Whilst we’re on the Subject of Football…

How things have changed

Posted on: 17/06/2016   By: Lee Rance

With football fever in the air, I thought it would be a great time to do a football themed blog.

Whenever we watch a football match, whether it’s on screen or at a stadium, few of us think about exactly what it takes, behind the scenes, to keep everyone safe and everything running smoothly.

As with any organisation, football clubs have certain health and safety duties, not only to their own employees but also to the general public, contractors, visitors and even trespassers on their premises. The responsibility lies with the Chairman and Board of Directors of the club.

Stoke_City_FC_Pitch_Invasion_2008

By TubesSCFC at en.wikipedia [Public domain], via Wikimedia Commons

There are many risks that would need to be assessed before a match, which may include:

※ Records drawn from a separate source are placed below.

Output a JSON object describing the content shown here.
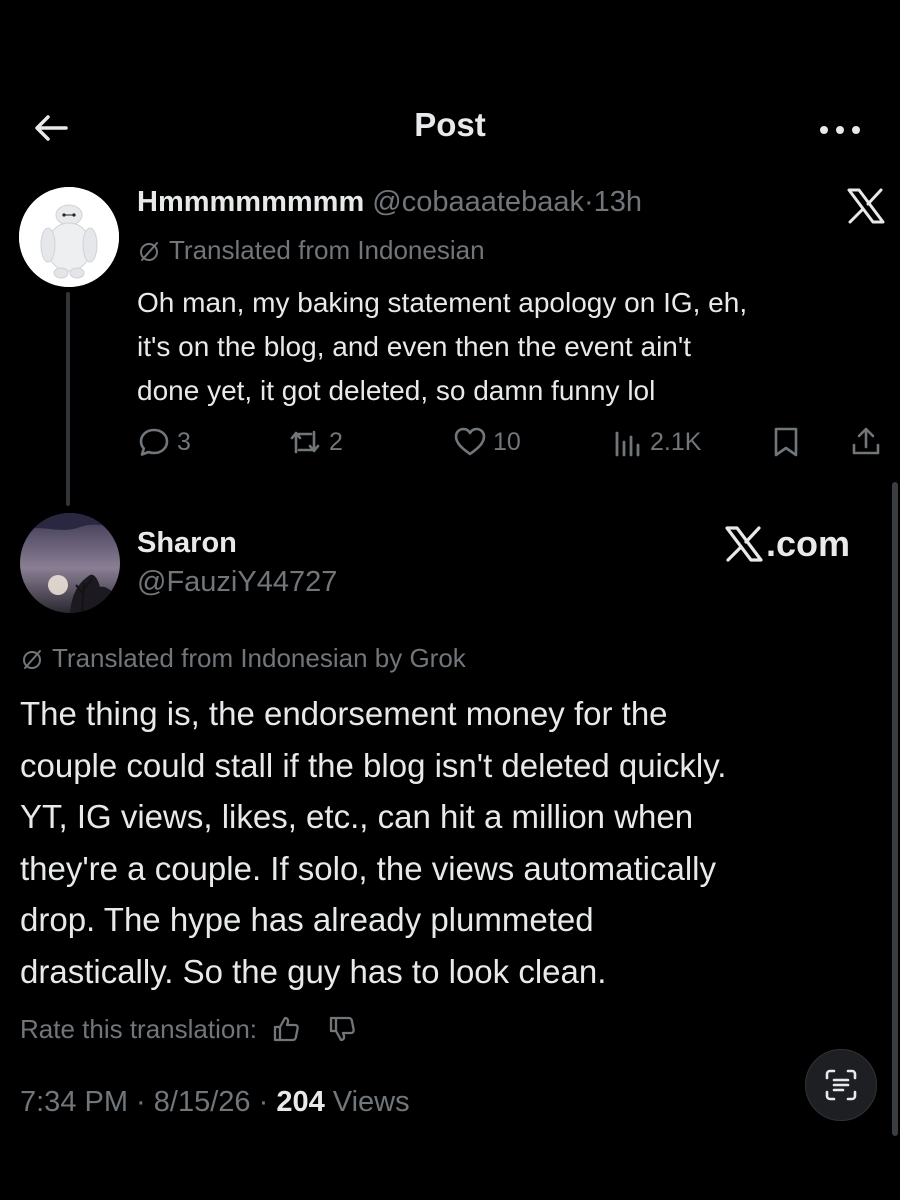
{
  "header": {
    "title": "Post"
  },
  "post1": {
    "display_name": "Hmmmmmmmm",
    "handle": "@cobaaatebaak",
    "separator": "·",
    "time": "13h",
    "translated_label": "Translated from Indonesian",
    "body_lines": [
      "Oh man, my baking statement apology on IG, eh,",
      "it's on the blog, and even then the event ain't",
      "done yet, it got deleted, so damn funny lol"
    ],
    "actions": {
      "replies": "3",
      "reposts": "2",
      "likes": "10",
      "views": "2.1K"
    }
  },
  "post2": {
    "display_name": "Sharon",
    "handle": "@FauziY44727",
    "watermark": ".com",
    "translated_label": "Translated from Indonesian by Grok",
    "body_lines": [
      "The thing is, the endorsement money for the",
      "couple could stall if the blog isn't deleted quickly.",
      "YT, IG views, likes, etc., can hit a million when",
      "they're a couple. If solo, the views automatically",
      "drop. The hype has already plummeted",
      "drastically. So the guy has to look clean."
    ],
    "rate_label": "Rate this translation:",
    "timestamp": "7:34 PM · 8/15/26 · ",
    "views_count": "204",
    "views_label": " Views"
  },
  "colors": {
    "background": "#000000",
    "primary_text": "#e7e9ea",
    "secondary_text": "#71767b"
  },
  "icons": {
    "back": "arrow-left-icon",
    "more": "more-dots-icon",
    "x_logo": "x-logo-icon",
    "translate": "globe-slash-icon",
    "reply": "reply-bubble-icon",
    "repost": "repost-icon",
    "like": "heart-icon",
    "views": "views-bars-icon",
    "bookmark": "bookmark-icon",
    "share": "share-icon",
    "thumbs_up": "thumbs-up-icon",
    "thumbs_down": "thumbs-down-icon",
    "scan": "text-scan-icon"
  }
}
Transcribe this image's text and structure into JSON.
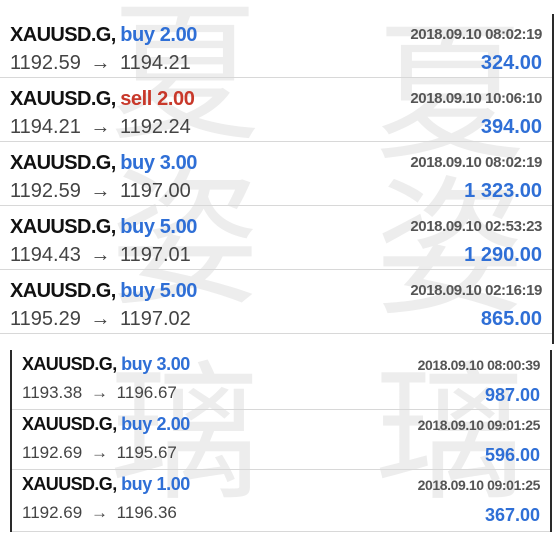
{
  "watermark": {
    "glyph_1": "夏",
    "glyph_2": "姿",
    "glyph_3": "璃"
  },
  "colors": {
    "buy": "#2f6fd6",
    "sell": "#c8382a",
    "profit": "#2f6fd6",
    "symbol": "#111111",
    "price": "#444444",
    "timestamp": "#555555"
  },
  "arrow_icon": "right-arrow-icon",
  "panels": [
    {
      "trades": [
        {
          "symbol": "XAUUSD.G,",
          "type": "buy",
          "lots": "2.00",
          "time": "2018.09.10 08:02:19",
          "open": "1192.59",
          "arrow": "→",
          "close": "1194.21",
          "profit": "324.00"
        },
        {
          "symbol": "XAUUSD.G,",
          "type": "sell",
          "lots": "2.00",
          "time": "2018.09.10 10:06:10",
          "open": "1194.21",
          "arrow": "→",
          "close": "1192.24",
          "profit": "394.00"
        },
        {
          "symbol": "XAUUSD.G,",
          "type": "buy",
          "lots": "3.00",
          "time": "2018.09.10 08:02:19",
          "open": "1192.59",
          "arrow": "→",
          "close": "1197.00",
          "profit": "1 323.00"
        },
        {
          "symbol": "XAUUSD.G,",
          "type": "buy",
          "lots": "5.00",
          "time": "2018.09.10 02:53:23",
          "open": "1194.43",
          "arrow": "→",
          "close": "1197.01",
          "profit": "1 290.00"
        },
        {
          "symbol": "XAUUSD.G,",
          "type": "buy",
          "lots": "5.00",
          "time": "2018.09.10 02:16:19",
          "open": "1195.29",
          "arrow": "→",
          "close": "1197.02",
          "profit": "865.00"
        }
      ]
    },
    {
      "trades": [
        {
          "symbol": "XAUUSD.G,",
          "type": "buy",
          "lots": "3.00",
          "time": "2018.09.10 08:00:39",
          "open": "1193.38",
          "arrow": "→",
          "close": "1196.67",
          "profit": "987.00"
        },
        {
          "symbol": "XAUUSD.G,",
          "type": "buy",
          "lots": "2.00",
          "time": "2018.09.10 09:01:25",
          "open": "1192.69",
          "arrow": "→",
          "close": "1195.67",
          "profit": "596.00"
        },
        {
          "symbol": "XAUUSD.G,",
          "type": "buy",
          "lots": "1.00",
          "time": "2018.09.10 09:01:25",
          "open": "1192.69",
          "arrow": "→",
          "close": "1196.36",
          "profit": "367.00"
        }
      ]
    }
  ]
}
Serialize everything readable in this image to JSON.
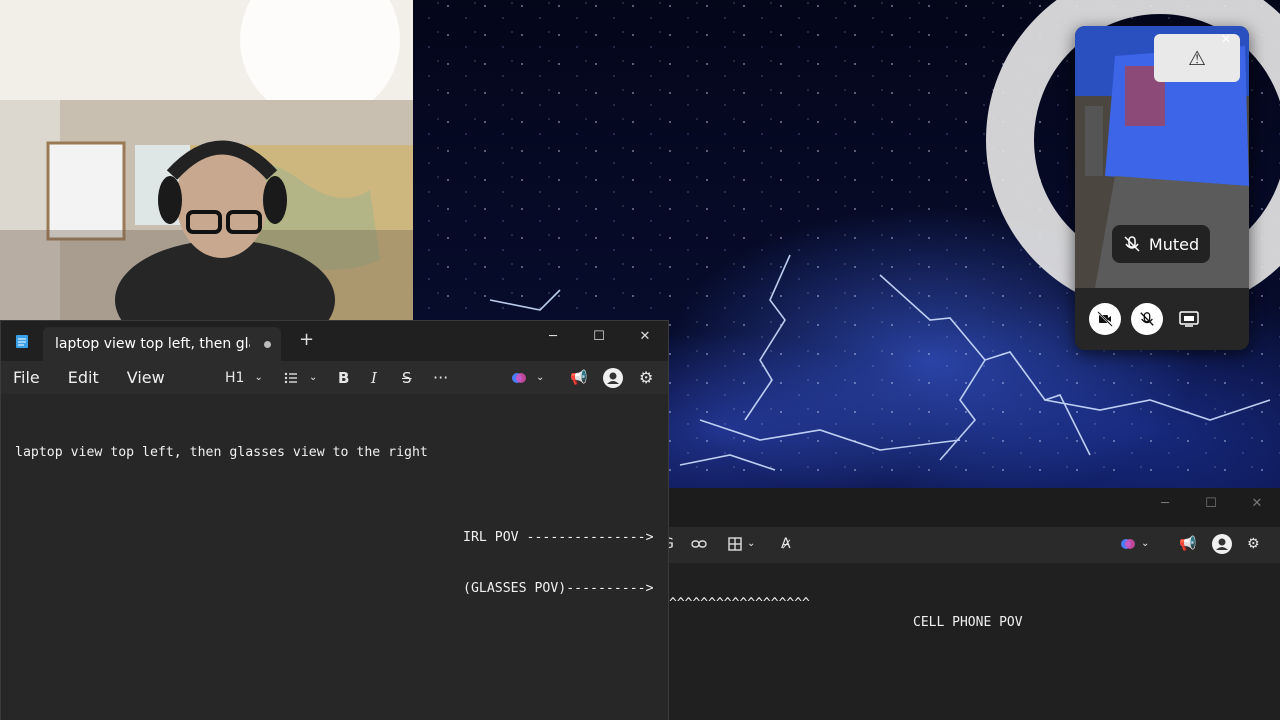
{
  "notepad_main": {
    "tab_title": "laptop view top left, then glasses view to the right",
    "new_tab_symbol": "+",
    "menu": [
      "File",
      "Edit",
      "View"
    ],
    "heading_style": "H1",
    "body_text": "laptop view top left, then glasses view to the right",
    "pov_lines": [
      "IRL POV --------------->",
      "(GLASSES POV)---------->"
    ]
  },
  "notepad_back": {
    "line_carets": "^^^^^^^^^^^^^^^^^^",
    "line_cell": "CELL PHONE POV"
  },
  "phone_overlay": {
    "muted_label": "Muted",
    "warning_glyph": "⚠"
  },
  "colors": {
    "accent": "#4a7dff",
    "window_bg": "#272727",
    "titlebar_bg": "#202020"
  }
}
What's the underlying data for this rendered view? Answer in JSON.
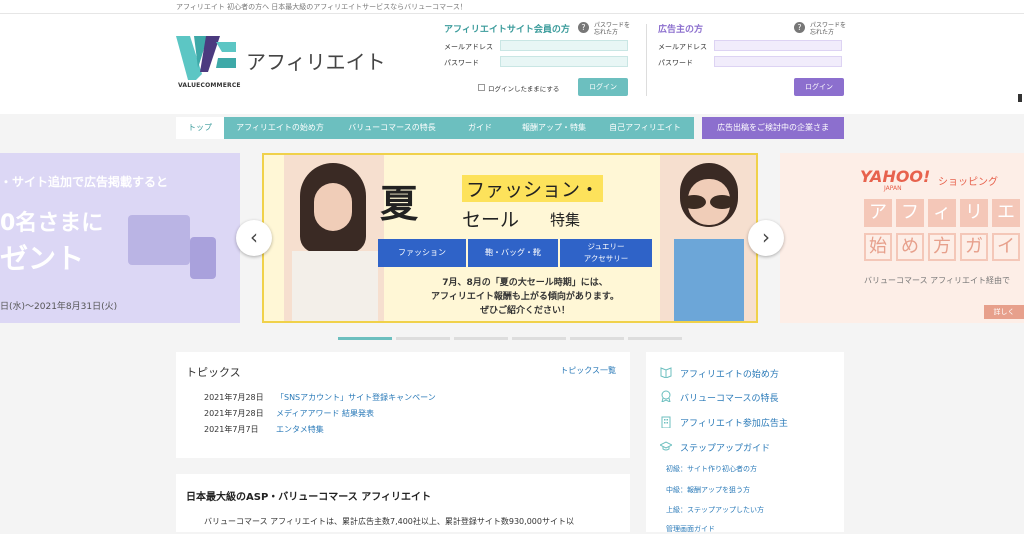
{
  "topbar": {
    "text": "アフィリエイト 初心者の方へ 日本最大級のアフィリエイトサービスならバリューコマース！"
  },
  "brand": {
    "logo_text": "VALUECOMMERCE",
    "title": "アフィリエイト"
  },
  "affiliate_login": {
    "title": "アフィリエイトサイト会員の方",
    "help": "パスワードを忘れた方",
    "email_label": "メールアドレス",
    "password_label": "パスワード",
    "email_value": "",
    "password_value": "",
    "remember_label": "ログインしたままにする",
    "button": "ログイン"
  },
  "advertiser_login": {
    "title": "広告主の方",
    "help": "パスワードを忘れた方",
    "email_label": "メールアドレス",
    "password_label": "パスワード",
    "email_value": "",
    "password_value": "",
    "button": "ログイン"
  },
  "nav": {
    "items": [
      "トップ",
      "アフィリエイトの始め方",
      "バリューコマースの特長",
      "ガイド",
      "報酬アップ・特集",
      "自己アフィリエイト"
    ],
    "advertiser": "広告出稿をご検討中の企業さま"
  },
  "carousel": {
    "left": {
      "line1": "・サイト追加で広告掲載すると",
      "line2": "0名さまに",
      "line3": "ゼント",
      "date": "日(水)～2021年8月31日(火)"
    },
    "main": {
      "big": "夏",
      "headline1": "ファッション・",
      "headline2": "セール",
      "headline3": "特集",
      "tags": [
        "ファッション",
        "鞄・バッグ・靴",
        "ジュエリー\nアクセサリー"
      ],
      "body1": "7月、8月の「夏の大セール時期」には、",
      "body2": "アフィリエイト報酬も上がる傾向があります。",
      "body3": "ぜひご紹介ください！"
    },
    "right": {
      "brand": "YAHOO!",
      "brand_sub": "JAPAN",
      "shop": "ショッピング",
      "row1": [
        "ア",
        "フ",
        "ィ",
        "リ",
        "エ"
      ],
      "row2": [
        "始",
        "め",
        "方",
        "ガ",
        "イ"
      ],
      "caption": "バリューコマース アフィリエイト経由で",
      "more": "詳しく"
    },
    "prev": "‹",
    "next": "›"
  },
  "topics": {
    "title": "トピックス",
    "all_link": "トピックス一覧",
    "items": [
      {
        "date": "2021年7月28日",
        "text": "「SNSアカウント」サイト登録キャンペーン"
      },
      {
        "date": "2021年7月28日",
        "text": "メディアアワード 結果発表"
      },
      {
        "date": "2021年7月7日",
        "text": "エンタメ特集"
      }
    ]
  },
  "sidebar": {
    "items": [
      "アフィリエイトの始め方",
      "バリューコマースの特長",
      "アフィリエイト参加広告主",
      "ステップアップガイド"
    ],
    "sub": [
      "初級：サイト作り初心者の方",
      "中級：報酬アップを狙う方",
      "上級：ステップアップしたい方",
      "管理画面ガイド"
    ]
  },
  "intro": {
    "title": "日本最大級のASP・バリューコマース アフィリエイト",
    "body": "バリューコマース アフィリエイトは、累計広告主数7,400社以上、累計登録サイト数930,000サイト以"
  },
  "colors": {
    "teal": "#6cbfbf",
    "purple": "#8c6fce",
    "link": "#2a7ab8"
  }
}
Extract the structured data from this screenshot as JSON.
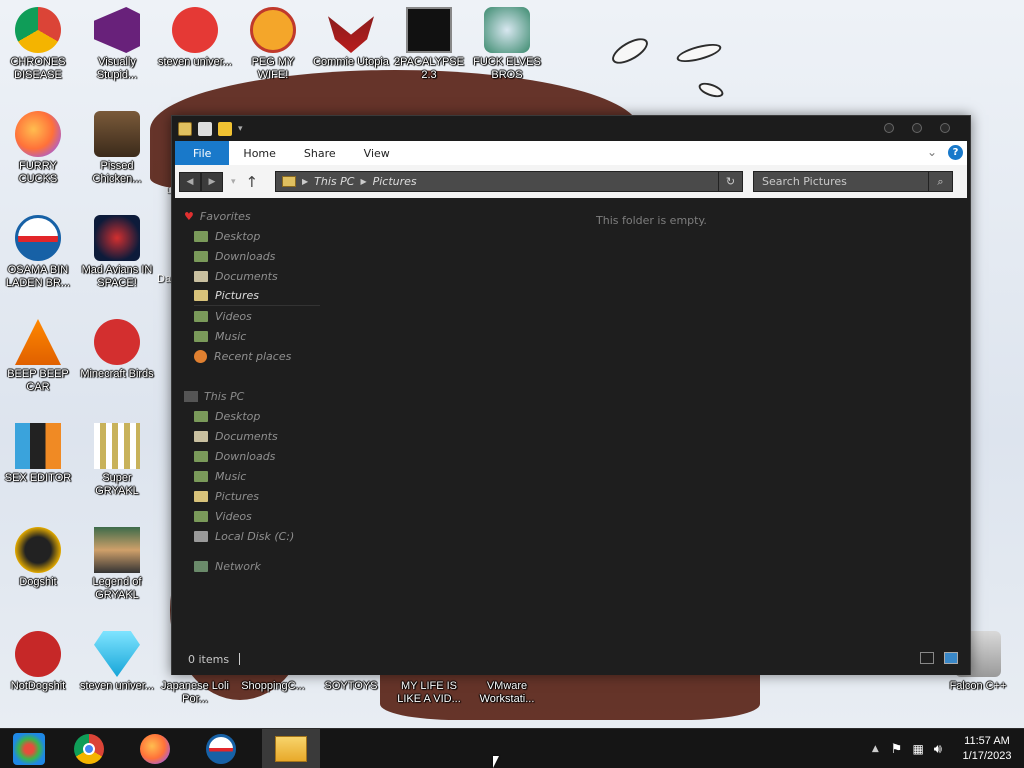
{
  "desktop": {
    "icons": [
      {
        "label": "CHRONES DISEASE",
        "icon": "chrome-icon"
      },
      {
        "label": "Visually Stupid...",
        "icon": "visual-studio-icon"
      },
      {
        "label": "steven univer...",
        "icon": "steven-universe-icon"
      },
      {
        "label": "PEG MY WIFE!",
        "icon": "p-logo-icon"
      },
      {
        "label": "Commie Utopia",
        "icon": "eagle-icon"
      },
      {
        "label": "2PACALYPSE 2.3",
        "icon": "console-icon"
      },
      {
        "label": "FUCK ELVES BROS",
        "icon": "elf-game-icon"
      },
      {
        "label": "FURRY CUCKS",
        "icon": "firefox-icon"
      },
      {
        "label": "Pissed Chicken...",
        "icon": "angry-birds-seasons-icon"
      },
      {
        "label": "OSAMA BIN LADEN BR...",
        "icon": "obama-logo-icon"
      },
      {
        "label": "Mad Avians IN SPACE!",
        "icon": "angry-birds-space-icon"
      },
      {
        "label": "BEEP BEEP CAR",
        "icon": "vlc-icon"
      },
      {
        "label": "Minecraft Birds",
        "icon": "angry-bird-icon"
      },
      {
        "label": "SEX EDITOR",
        "icon": "hxd-icon"
      },
      {
        "label": "Super GRYAKL",
        "icon": "pixel-character-icon"
      },
      {
        "label": "Dogshit",
        "icon": "c-plus-plus-icon"
      },
      {
        "label": "Legend of GRYAKL",
        "icon": "pixel-hero-icon"
      },
      {
        "label": "NotDogshit",
        "icon": "dev-cpp-icon"
      },
      {
        "label": "steven univer...",
        "icon": "diamond-icon"
      },
      {
        "label": "Japanese Loli Por...",
        "icon": "generic-icon"
      },
      {
        "label": "ShoppingC...",
        "icon": "generic-icon"
      },
      {
        "label": "SOYTOYS",
        "icon": "generic-icon"
      },
      {
        "label": "MY LIFE IS LIKE A VID...",
        "icon": "generic-icon"
      },
      {
        "label": "VMware Workstati...",
        "icon": "vmware-icon"
      },
      {
        "label": "Falcon C++",
        "icon": "recycle-bin-icon"
      }
    ],
    "partial_labels": [
      "Da",
      "u"
    ]
  },
  "explorer": {
    "ribbon_tabs": [
      "File",
      "Home",
      "Share",
      "View"
    ],
    "address": {
      "segments": [
        "This PC",
        "Pictures"
      ]
    },
    "search_placeholder": "Search Pictures",
    "empty_message": "This folder is empty.",
    "status": "0 items",
    "nav": {
      "favorites_header": "Favorites",
      "favorites": [
        "Desktop",
        "Downloads",
        "Documents",
        "Pictures",
        "Videos",
        "Music",
        "Recent places"
      ],
      "selected": "Pictures",
      "thispc_header": "This PC",
      "thispc": [
        "Desktop",
        "Documents",
        "Downloads",
        "Music",
        "Pictures",
        "Videos",
        "Local Disk (C:)"
      ],
      "network": "Network"
    }
  },
  "taskbar": {
    "apps": [
      "chrome-icon",
      "firefox-icon",
      "obama-logo-icon",
      "file-explorer-icon"
    ],
    "time": "11:57 AM",
    "date": "1/17/2023"
  }
}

  • Slip, trip or fall in and around the Ground – this could include conditions on the pitch and in the stands
  • Hygiene and sanitation issues/failures
  • Fire
  • Exposure to electric shock
  • Power cut or failure
  • Inappropriate or offensive language or chanting inside Ground
  • Anti-Social behaviour which could include – Pitch incursion; Disorder outside Ground before, during or after match; Unauthorised admissions to Ground; Conflict between spectators and any players, match officials, club officials, stewards; Items thrown within the Ground including onto the pitch area – including pyrotechnics (e.g. smoke bombs or flares)
  • Capacity crowd scenario
  • Car park vehicle accident and resulting injury or damage to property or vehicle
  • Suspicious package inside Ground
  • Extreme dangerous adverse weather conditions
  • Gas release or chemical incident

In order to tackle some of the antisocial behaviour, It is now a criminal a criminal offence entering a stadium when drunk or in possession of alcohol, possession of a firework, flare or other pyrotechnical device, possession of alcohol on trains and/or coaches when travelling to a football match, throwing any object at or towards the pitch or spectator areas, entering the pitch without lawful excuse, indecent or racist chanting and ticket touting. Any person convicted of a football related offence can receive from the Courts a football banning order. This order prevents the offender from attending any football match at home or abroad for a minimum period of three years. Failure to observe this ban is itself a criminal offence.

It wasn’t too long ago when English football was blighted by the problems of supporter violence, old stadia and a lack of any safety management culture within the stadia. Two major stadium disasters in the 1980’s and a Government-led review of stadium safety brought about a programme of change which has seen the gradual transformation of English stadia and the introduction of a new system of stadium safety management. The guidance for this was more commonly known as the Green Guide.

Implementation of this guidance has been made obligatory for professional football in England, as it is a prime requirement of each club’s stadium safety certificate (issued and monitored by the local government authority) that the stadium must comply with all aspects of the Green Guide.

The local authority is responsible for ensuring that the stadium complies with the guidance laid down in the Green Guide and has to carry out regular inspections of the stadium. The local authority also chairs a Safety Advisory Group, comprising club officials and representatives of the police, fire and ambulance services, which meets on a regular (usually monthly) basis. The Safety Advisory Group can also be called together at short notice to consider any issue arising out of a recent match or any special measures that are proposed for a forthcoming match.

As part of the safety certificate, each club is required to have:

  • A designated Safety Officer, responsible for the safety management operation at the stadium on match days;
  • Stewards trained to a nationally-recognised standard;
  • A computerised turnstile counting system, recording each spectator admission through every turnstile and immediately registering same on a display monitor in the stadium control room. Through this method, the Safety Officer can see at any moment the exact number of spectators in each area of the ground. An alarm may sound on the monitor when an area reaches a specified percentage of its allowed capacity.
  • Closed circuit television (CCTV) cameras covering key areas of the ground;
  • A stadium control room with radio communications links to steward supervisors and police, CCTV display monitors, access to the public address system and a display monitor linked to the computerised turnstile counting system.

The last few decades have seen many positive changes in the professional game and football stadia today are safe and welcoming places, offering good quality facilities to supporters. There are no pitch perimeter fences. All stadia in the top two divisions, and many in the lower divisions, are all-seated. Supporter violence inside stadia is very rare. Some confrontations between supporters do occasionally take place, but on a very limited scale and usually some way away from the stadium environment. Attendances are now back up to around 30 million per season.

Until next time.

Lee Rance

COME ON ENGLAND!